§ WHAT YOU NEED TO DO
Scan the records for the word "Crew". Return each line where it is found.

§ DATA TO PROCESS
^^^^^^^^^^^^^^^^

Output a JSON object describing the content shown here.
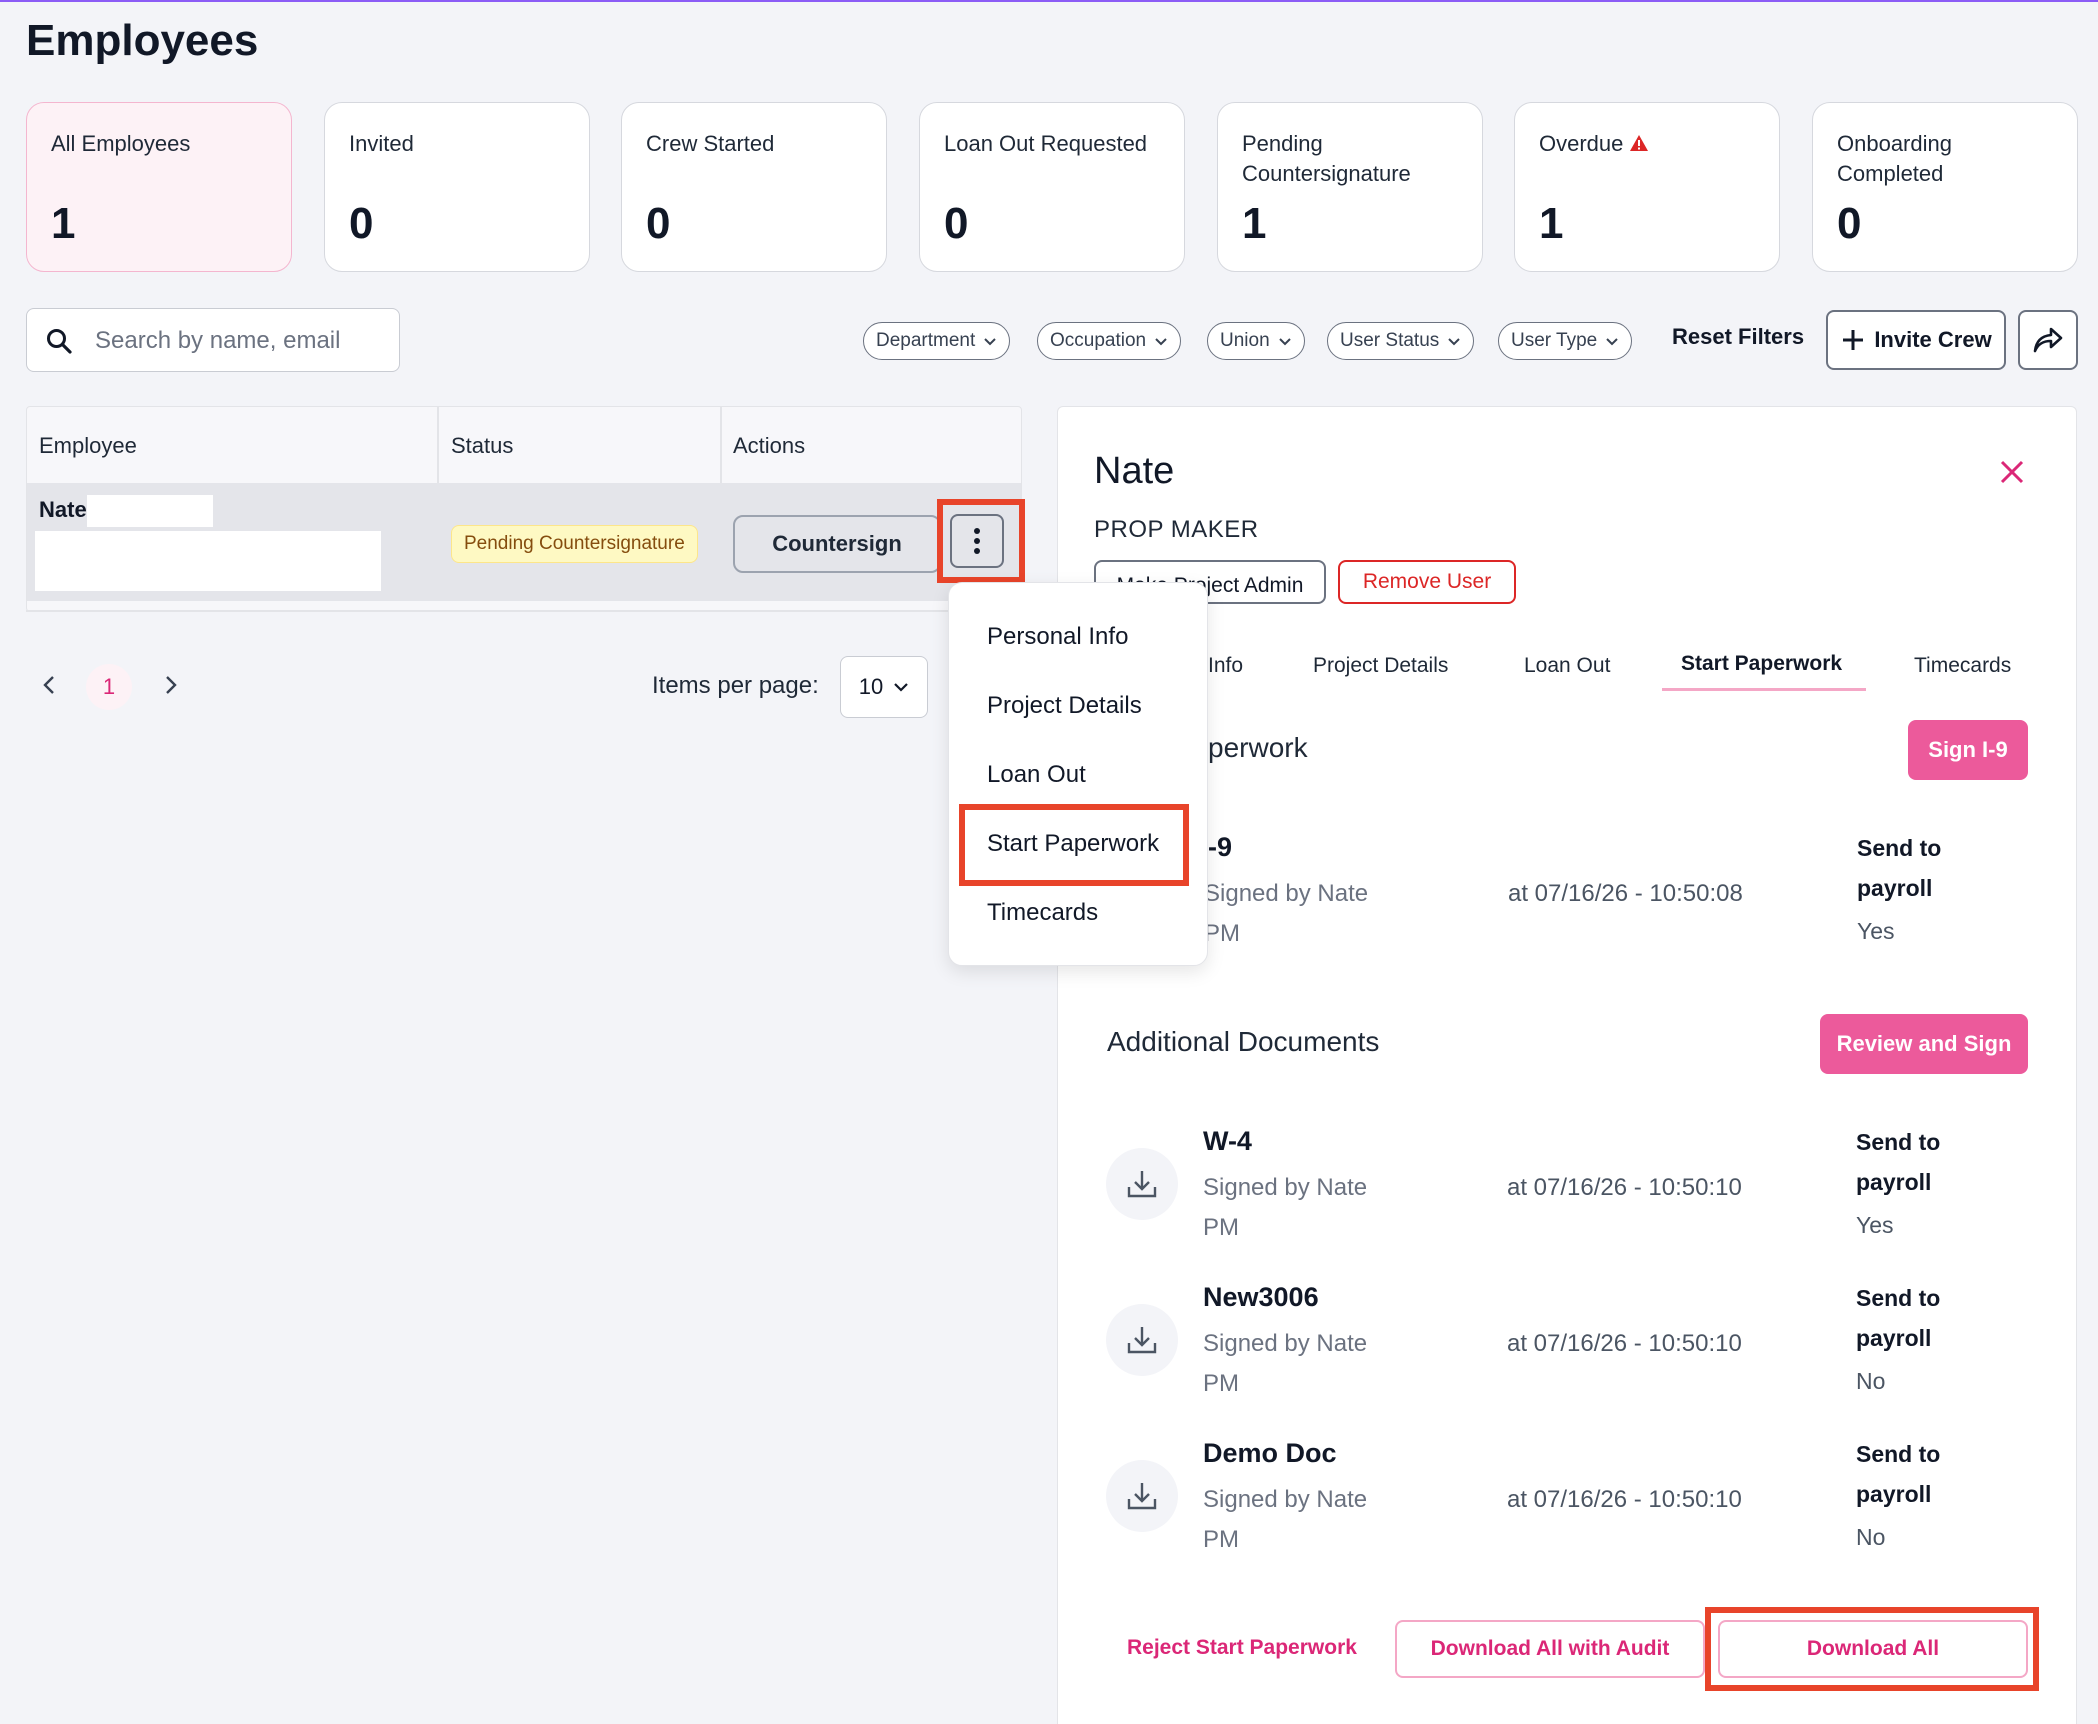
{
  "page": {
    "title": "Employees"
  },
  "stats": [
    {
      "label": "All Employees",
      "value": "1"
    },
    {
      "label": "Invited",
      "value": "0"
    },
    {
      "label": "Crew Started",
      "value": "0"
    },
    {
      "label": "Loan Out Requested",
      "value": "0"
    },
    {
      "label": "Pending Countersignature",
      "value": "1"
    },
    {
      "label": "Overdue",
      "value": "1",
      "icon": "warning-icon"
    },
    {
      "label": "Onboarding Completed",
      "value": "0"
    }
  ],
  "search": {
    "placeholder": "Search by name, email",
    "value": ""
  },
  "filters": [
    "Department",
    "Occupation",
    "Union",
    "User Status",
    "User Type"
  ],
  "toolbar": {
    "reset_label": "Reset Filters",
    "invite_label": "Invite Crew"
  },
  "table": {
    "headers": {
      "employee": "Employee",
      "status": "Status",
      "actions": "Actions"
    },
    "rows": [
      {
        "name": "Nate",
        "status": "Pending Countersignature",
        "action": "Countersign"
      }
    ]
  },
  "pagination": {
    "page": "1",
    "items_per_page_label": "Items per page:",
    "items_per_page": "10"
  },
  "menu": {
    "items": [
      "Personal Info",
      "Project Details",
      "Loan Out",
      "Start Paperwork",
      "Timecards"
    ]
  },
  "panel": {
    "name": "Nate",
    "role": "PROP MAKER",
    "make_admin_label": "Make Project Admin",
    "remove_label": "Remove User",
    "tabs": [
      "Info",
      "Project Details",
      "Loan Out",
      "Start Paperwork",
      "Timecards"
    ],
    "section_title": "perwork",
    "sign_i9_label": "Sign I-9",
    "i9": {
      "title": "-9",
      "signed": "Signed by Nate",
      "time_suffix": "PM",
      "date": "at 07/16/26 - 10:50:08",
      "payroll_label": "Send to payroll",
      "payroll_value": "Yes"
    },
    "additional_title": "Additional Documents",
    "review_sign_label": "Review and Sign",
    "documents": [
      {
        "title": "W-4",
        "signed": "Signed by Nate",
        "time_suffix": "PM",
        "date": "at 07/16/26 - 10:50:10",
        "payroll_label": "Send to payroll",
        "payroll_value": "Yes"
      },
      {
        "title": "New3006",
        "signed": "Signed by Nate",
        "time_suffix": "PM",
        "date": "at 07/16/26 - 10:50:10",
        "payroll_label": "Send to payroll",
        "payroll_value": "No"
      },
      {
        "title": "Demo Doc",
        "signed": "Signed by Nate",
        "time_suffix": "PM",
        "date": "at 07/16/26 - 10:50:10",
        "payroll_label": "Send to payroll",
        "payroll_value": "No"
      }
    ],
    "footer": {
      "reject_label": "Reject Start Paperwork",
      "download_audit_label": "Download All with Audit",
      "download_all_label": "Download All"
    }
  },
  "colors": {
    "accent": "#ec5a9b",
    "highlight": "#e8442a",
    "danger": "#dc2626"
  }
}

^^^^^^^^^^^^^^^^

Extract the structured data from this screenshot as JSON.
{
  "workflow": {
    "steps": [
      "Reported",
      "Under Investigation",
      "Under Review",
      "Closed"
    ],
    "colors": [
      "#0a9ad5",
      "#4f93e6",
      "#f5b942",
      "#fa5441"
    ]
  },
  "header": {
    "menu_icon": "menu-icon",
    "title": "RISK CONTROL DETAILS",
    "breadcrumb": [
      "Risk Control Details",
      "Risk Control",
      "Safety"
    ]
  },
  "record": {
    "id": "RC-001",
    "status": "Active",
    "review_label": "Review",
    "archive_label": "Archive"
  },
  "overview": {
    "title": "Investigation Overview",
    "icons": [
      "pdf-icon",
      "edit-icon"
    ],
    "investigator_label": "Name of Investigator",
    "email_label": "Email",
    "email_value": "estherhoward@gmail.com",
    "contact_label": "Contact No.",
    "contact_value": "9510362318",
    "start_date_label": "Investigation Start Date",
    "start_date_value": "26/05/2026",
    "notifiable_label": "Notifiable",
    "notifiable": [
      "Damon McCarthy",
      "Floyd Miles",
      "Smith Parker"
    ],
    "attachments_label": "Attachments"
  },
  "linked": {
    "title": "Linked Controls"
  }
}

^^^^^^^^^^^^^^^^

§ PROBLEM SOLUTION
      "label": "Crew Started",
    "invite_label": "Invite Crew"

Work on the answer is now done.